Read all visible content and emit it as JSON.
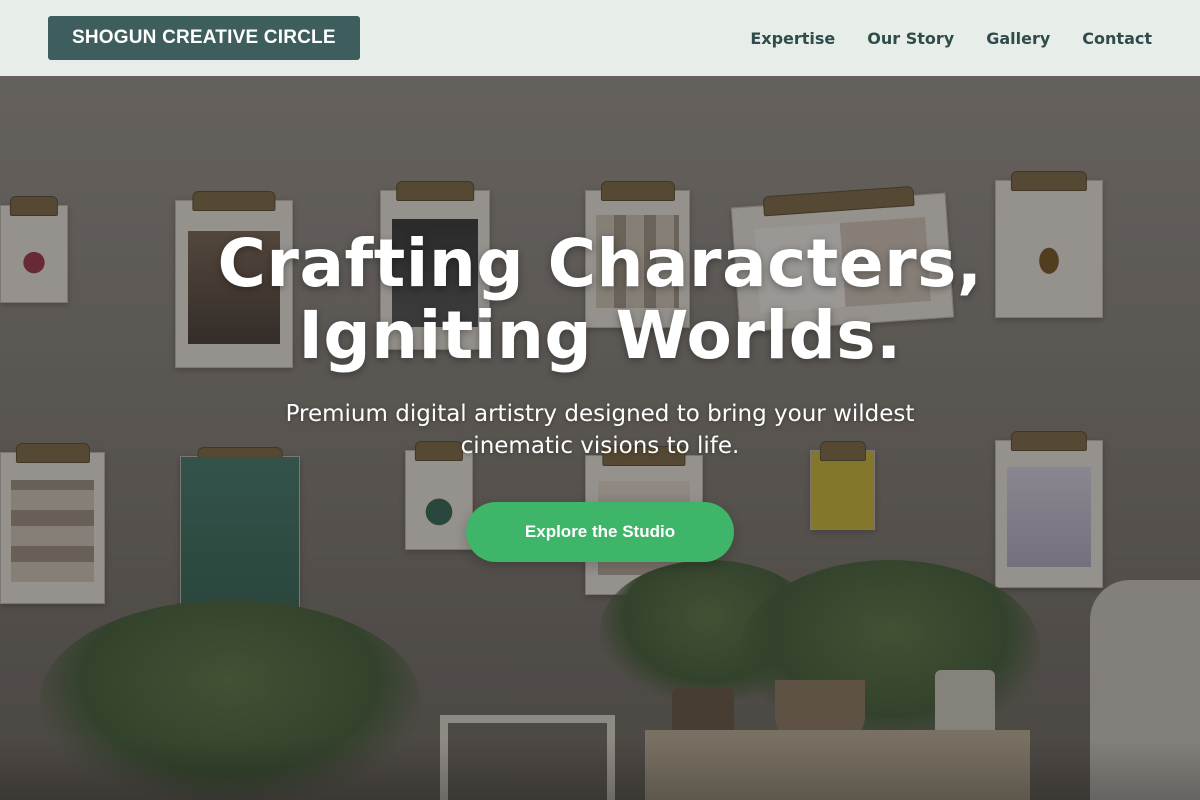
{
  "nav": {
    "brand": "SHOGUN CREATIVE CIRCLE",
    "links": [
      "Expertise",
      "Our Story",
      "Gallery",
      "Contact"
    ]
  },
  "hero": {
    "title_line1": "Crafting Characters,",
    "title_line2": "Igniting Worlds.",
    "subtitle": "Premium digital artistry designed to bring your wildest cinematic visions to life.",
    "cta_label": "Explore the Studio"
  },
  "colors": {
    "brand_bg": "#3d5e5c",
    "nav_bg": "#ecf2ee",
    "nav_text": "#2f4b4a",
    "cta": "#3fb56a"
  }
}
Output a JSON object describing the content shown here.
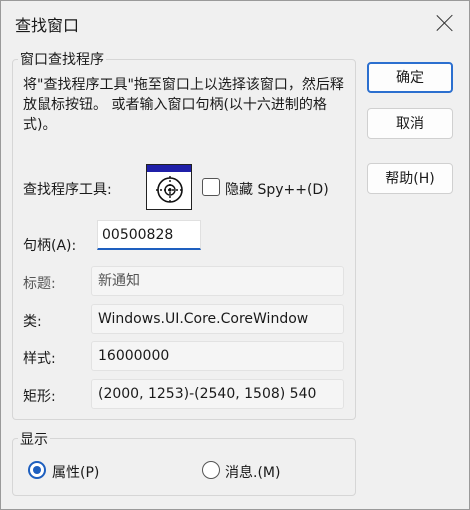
{
  "window": {
    "title": "查找窗口"
  },
  "group_finder": {
    "legend": "窗口查找程序",
    "description": "将\"查找程序工具\"拖至窗口上以选择该窗口，然后释放鼠标按钮。 或者输入窗口句柄(以十六进制的格式)。",
    "finder_tool_label": "查找程序工具:",
    "finder_tool_icon": "crosshair-target-icon",
    "hide_spy_label": "隐藏 Spy++(D)",
    "hide_spy_checked": false,
    "handle_label": "句柄(A):",
    "handle_value": "00500828",
    "caption_label": "标题:",
    "caption_value": "新通知",
    "class_label": "类:",
    "class_value": "Windows.UI.Core.CoreWindow",
    "style_label": "样式:",
    "style_value": "16000000",
    "rect_label": "矩形:",
    "rect_value": "(2000, 1253)-(2540, 1508) 540"
  },
  "buttons": {
    "ok": "确定",
    "cancel": "取消",
    "help": "帮助(H)"
  },
  "group_show": {
    "legend": "显示",
    "properties_label": "属性(P)",
    "messages_label": "消息.(M)",
    "selected": "properties"
  },
  "colors": {
    "accent": "#1e5fbf",
    "finder_bar": "#1f1fa8"
  }
}
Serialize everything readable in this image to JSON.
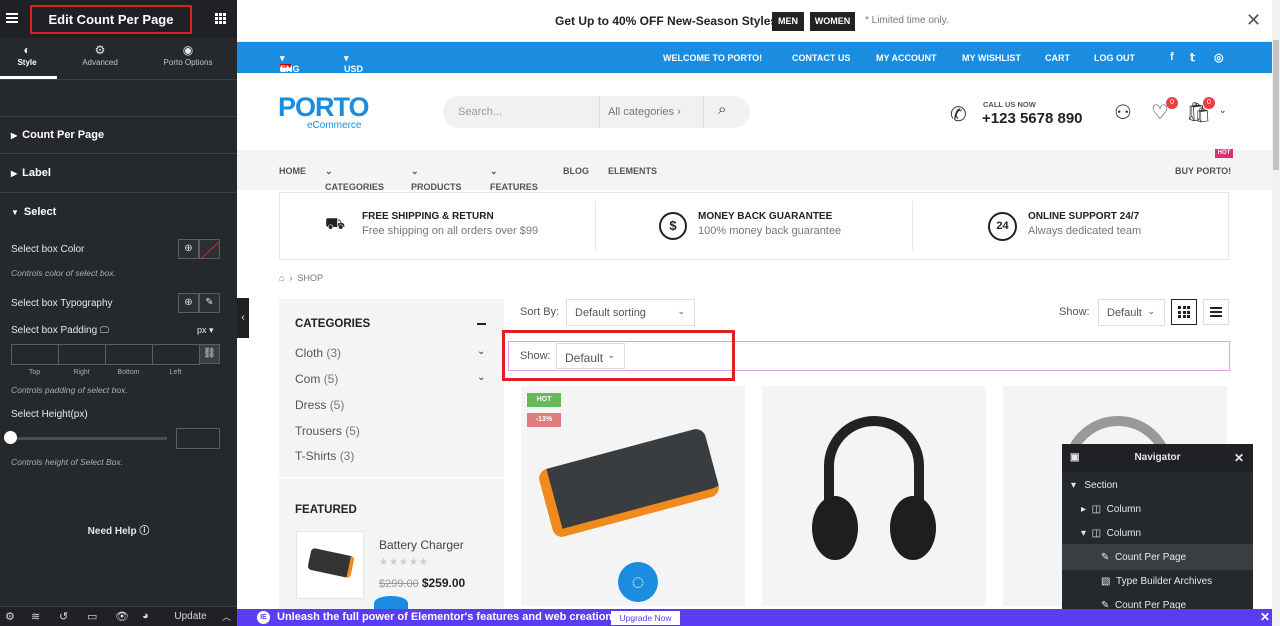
{
  "panel": {
    "title": "Edit Count Per Page",
    "tabs": [
      {
        "label": "Style",
        "icon": "half-circle-icon"
      },
      {
        "label": "Advanced",
        "icon": "gear-icon"
      },
      {
        "label": "Porto Options",
        "icon": "target-icon"
      }
    ],
    "sections": {
      "count_per_page": "Count Per Page",
      "label": "Label",
      "select": "Select"
    },
    "controls": {
      "box_color": "Select box Color",
      "box_color_hint": "Controls color of select box.",
      "typography": "Select box Typography",
      "padding": "Select box Padding",
      "padding_unit": "px",
      "dims": [
        "Top",
        "Right",
        "Bottom",
        "Left"
      ],
      "padding_hint": "Controls padding of select box.",
      "height": "Select Height(px)",
      "height_value": 0,
      "height_hint": "Controls height of Select Box."
    },
    "need_help": "Need Help",
    "update": "Update"
  },
  "topbar": {
    "promo_pre": "Get Up to ",
    "promo_bold": "40% OFF",
    "promo_post": " New-Season Styles",
    "men": "MEN",
    "women": "WOMEN",
    "limited": "* Limited time only."
  },
  "bluebar": {
    "lang": "ENG",
    "currency": "USD",
    "links": [
      "WELCOME TO PORTO!",
      "CONTACT US",
      "MY ACCOUNT",
      "MY WISHLIST",
      "CART",
      "LOG OUT"
    ],
    "social": [
      "f",
      "t",
      "ig"
    ]
  },
  "header": {
    "logo": "PORTO",
    "logo_sub": "eCommerce",
    "search_placeholder": "Search...",
    "categories": "All categories",
    "call_label": "CALL US NOW",
    "phone": "+123 5678 890",
    "wishlist_count": "0",
    "cart_count": "0"
  },
  "nav": {
    "items": [
      "HOME",
      "CATEGORIES",
      "PRODUCTS",
      "FEATURES",
      "BLOG",
      "ELEMENTS"
    ],
    "buy": "BUY PORTO!",
    "hot": "HOT"
  },
  "info": [
    {
      "title": "FREE SHIPPING & RETURN",
      "sub": "Free shipping on all orders over $99"
    },
    {
      "title": "MONEY BACK GUARANTEE",
      "sub": "100% money back guarantee"
    },
    {
      "title": "ONLINE SUPPORT 24/7",
      "sub": "Always dedicated team"
    }
  ],
  "breadcrumb": "SHOP",
  "sidebar": {
    "categories_title": "CATEGORIES",
    "categories": [
      {
        "name": "Cloth",
        "count": "(3)"
      },
      {
        "name": "Com",
        "count": "(5)"
      },
      {
        "name": "Dress",
        "count": "(5)"
      },
      {
        "name": "Trousers",
        "count": "(5)"
      },
      {
        "name": "T-Shirts",
        "count": "(3)"
      }
    ],
    "featured_title": "FEATURED",
    "featured_name": "Battery Charger",
    "featured_old": "$299.00",
    "featured_price": "$259.00"
  },
  "toolbar": {
    "sort_label": "Sort By:",
    "sort_value": "Default sorting",
    "show_label": "Show:",
    "show_value": "Default"
  },
  "showbox": {
    "label": "Show:",
    "value": "Default"
  },
  "products": {
    "hot": "HOT",
    "discount": "-13%"
  },
  "navigator": {
    "title": "Navigator",
    "items": [
      "Section",
      "Column",
      "Column",
      "Count Per Page",
      "Type Builder Archives",
      "Count Per Page"
    ]
  },
  "banner": {
    "text": "Unleash the full power of Elementor's features and web creation tools.",
    "button": "Upgrade Now"
  },
  "colors": {
    "accent": "#1a8de1",
    "highlight": "#e02020",
    "banner": "#5a3df2"
  }
}
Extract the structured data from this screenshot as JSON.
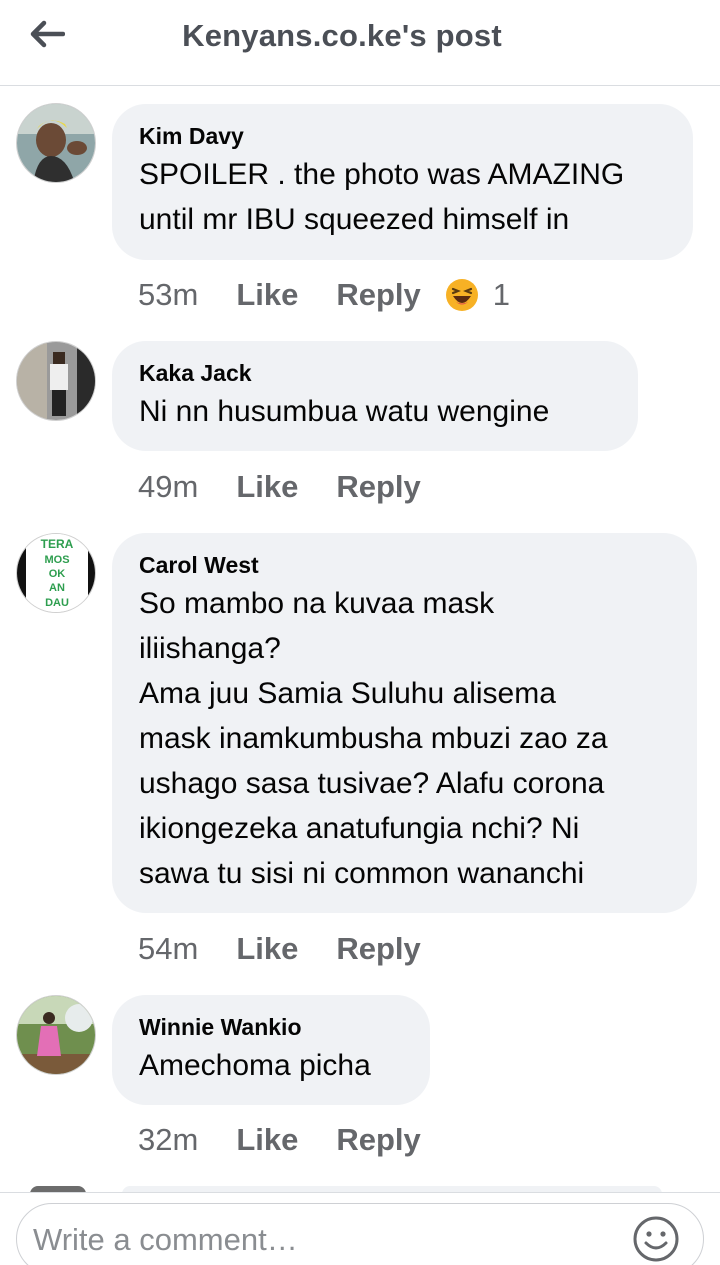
{
  "header": {
    "title": "Kenyans.co.ke's post"
  },
  "comments": [
    {
      "author": "Kim Davy",
      "text": "SPOILER . the photo was AMAZING\nuntil mr IBU squeezed himself in",
      "time": "53m",
      "like": "Like",
      "reply": "Reply",
      "reaction_count": "1",
      "reaction_icon": "laughing-emoji-icon"
    },
    {
      "author": "Kaka Jack",
      "text": "Ni nn husumbua watu wengine",
      "time": "49m",
      "like": "Like",
      "reply": "Reply"
    },
    {
      "author": "Carol West",
      "text": "So mambo na kuvaa mask\niliishanga?\nAma juu Samia Suluhu alisema\nmask inamkumbusha mbuzi zao za\nushago sasa tusivae? Alafu corona\nikiongezeka anatufungia nchi? Ni\nsawa tu sisi ni common wananchi",
      "time": "54m",
      "like": "Like",
      "reply": "Reply",
      "avatar_text": [
        "TERA",
        "MOS",
        "OK",
        "AN",
        "DAU"
      ],
      "avatar_text_color": "#2e9e4f"
    },
    {
      "author": "Winnie Wankio",
      "text": "Amechoma picha",
      "time": "32m",
      "like": "Like",
      "reply": "Reply"
    }
  ],
  "composer": {
    "placeholder": "Write a comment…",
    "emoji_icon": "smiley-icon"
  },
  "colors": {
    "bubble": "#f0f2f5",
    "meta_text": "#65676b",
    "header_text": "#4b4f56",
    "reaction": "#f7b125"
  }
}
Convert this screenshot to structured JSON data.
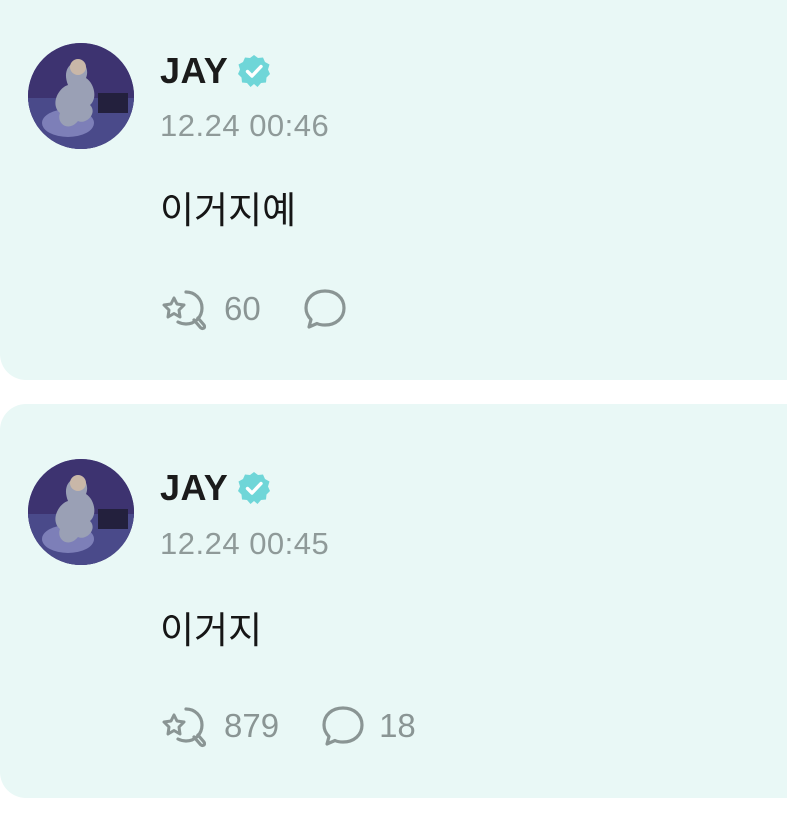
{
  "posts": [
    {
      "author": "JAY",
      "verified_icon": "verified-badge-icon",
      "timestamp": "12.24 00:46",
      "content": "이거지예",
      "likes": "60",
      "comments": ""
    },
    {
      "author": "JAY",
      "verified_icon": "verified-badge-icon",
      "timestamp": "12.24 00:45",
      "content": "이거지",
      "likes": "879",
      "comments": "18"
    }
  ],
  "colors": {
    "card_background": "#e9f8f6",
    "verified_badge": "#5fd3d6",
    "timestamp_text": "#8f9a99",
    "icon_stroke": "#8a9594"
  }
}
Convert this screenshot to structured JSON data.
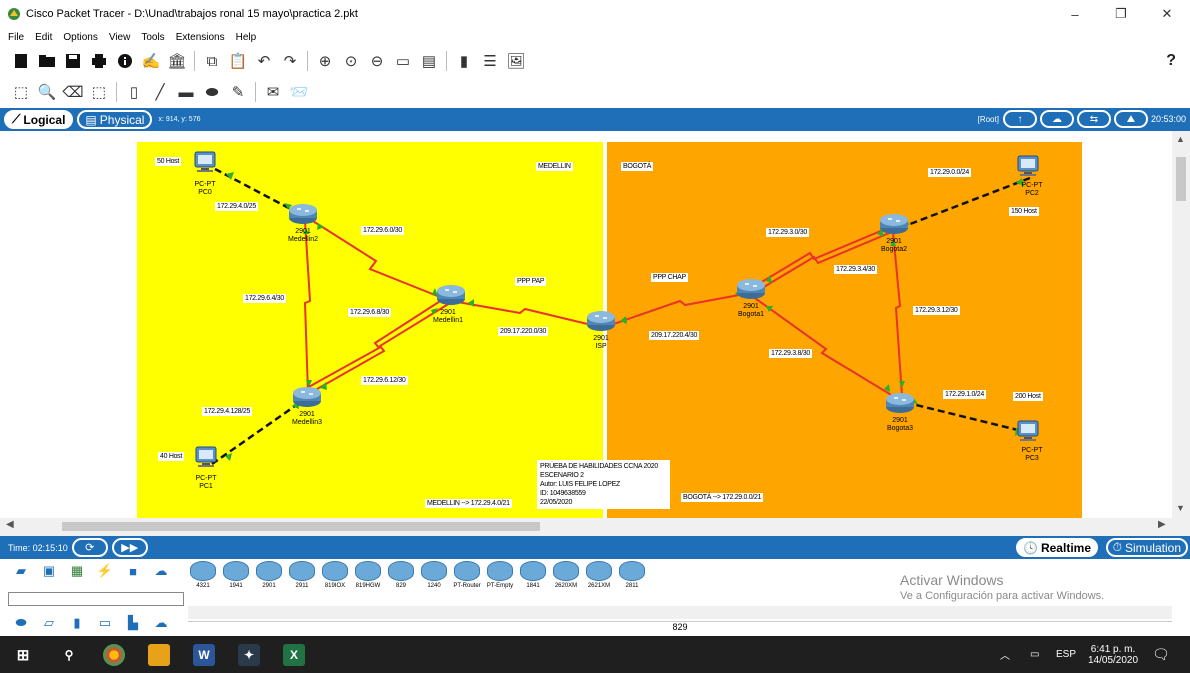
{
  "window": {
    "title": "Cisco Packet Tracer - D:\\Unad\\trabajos ronal 15 mayo\\practica 2.pkt",
    "controls": {
      "minimize": "–",
      "maximize": "❐",
      "close": "✕"
    }
  },
  "menu": [
    "File",
    "Edit",
    "Options",
    "View",
    "Tools",
    "Extensions",
    "Help"
  ],
  "toolbar": {
    "help": "?"
  },
  "modebar": {
    "logical": "Logical",
    "physical": "Physical",
    "coords": "x: 914, y: 576",
    "root": "[Root]",
    "clock": "20:53:00"
  },
  "topology": {
    "zones": {
      "medellin": {
        "title": "MEDELLIN",
        "network": "MEDELLIN --> 172.29.4.0/21",
        "color": "#ffff00"
      },
      "bogota": {
        "title": "BOGOTÁ",
        "network": "BOGOTÁ --> 172.29.0.0/21",
        "color": "#ffa500"
      }
    },
    "devices": [
      {
        "id": "pc0",
        "model": "PC-PT",
        "name": "PC0",
        "hosts": "50 Host"
      },
      {
        "id": "pc1",
        "model": "PC-PT",
        "name": "PC1",
        "hosts": "40 Host"
      },
      {
        "id": "pc2",
        "model": "PC-PT",
        "name": "PC2",
        "hosts": "150 Host"
      },
      {
        "id": "pc3",
        "model": "PC-PT",
        "name": "PC3",
        "hosts": "200 Host"
      },
      {
        "id": "medellin1",
        "model": "2901",
        "name": "Medellin1"
      },
      {
        "id": "medellin2",
        "model": "2901",
        "name": "Medellin2"
      },
      {
        "id": "medellin3",
        "model": "2901",
        "name": "Medellin3"
      },
      {
        "id": "isp",
        "model": "2901",
        "name": "ISP"
      },
      {
        "id": "bogota1",
        "model": "2901",
        "name": "Bogota1"
      },
      {
        "id": "bogota2",
        "model": "2901",
        "name": "Bogota2"
      },
      {
        "id": "bogota3",
        "model": "2901",
        "name": "Bogota3"
      }
    ],
    "links": [
      "172.29.4.0/25",
      "172.29.6.0/30",
      "172.29.6.4/30",
      "172.29.6.8/30",
      "172.29.6.12/30",
      "172.29.4.128/25",
      "PPP PAP",
      "209.17.220.0/30",
      "PPP CHAP",
      "209.17.220.4/30",
      "172.29.3.0/30",
      "172.29.3.4/30",
      "172.29.0.0/24",
      "172.29.3.12/30",
      "172.29.3.8/30",
      "172.29.1.0/24"
    ],
    "note": [
      "PRUEBA DE HABILIDADES CCNA 2020",
      "ESCENARIO 2",
      "Autor: LUIS FELIPE LOPEZ",
      "ID: 1049638559",
      "22/05/2020"
    ]
  },
  "simbar": {
    "time": "Time: 02:15:10",
    "realtime": "Realtime",
    "simulation": "Simulation"
  },
  "device_panel": {
    "models": [
      "4321",
      "1941",
      "2901",
      "2911",
      "819IOX",
      "819HGW",
      "829",
      "1240",
      "PT-Router",
      "PT-Empty",
      "1841",
      "2620XM",
      "2621XM",
      "2811"
    ],
    "selected": "829",
    "activate_title": "Activar Windows",
    "activate_sub": "Ve a Configuración para activar Windows."
  },
  "taskbar": {
    "lang": "ESP",
    "time": "6:41 p. m.",
    "date": "14/05/2020"
  },
  "colors": {
    "serial": "#e8322c",
    "ethernet": "#000000",
    "mode_blue": "#1e6fb8",
    "link_dot": "#2bb02b"
  }
}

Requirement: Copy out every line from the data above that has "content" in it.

Response area:
Read all visible content and emit it as JSON.
Output a JSON object describing the content shown here.
      "content": "이거지예",
      "content": "이거지",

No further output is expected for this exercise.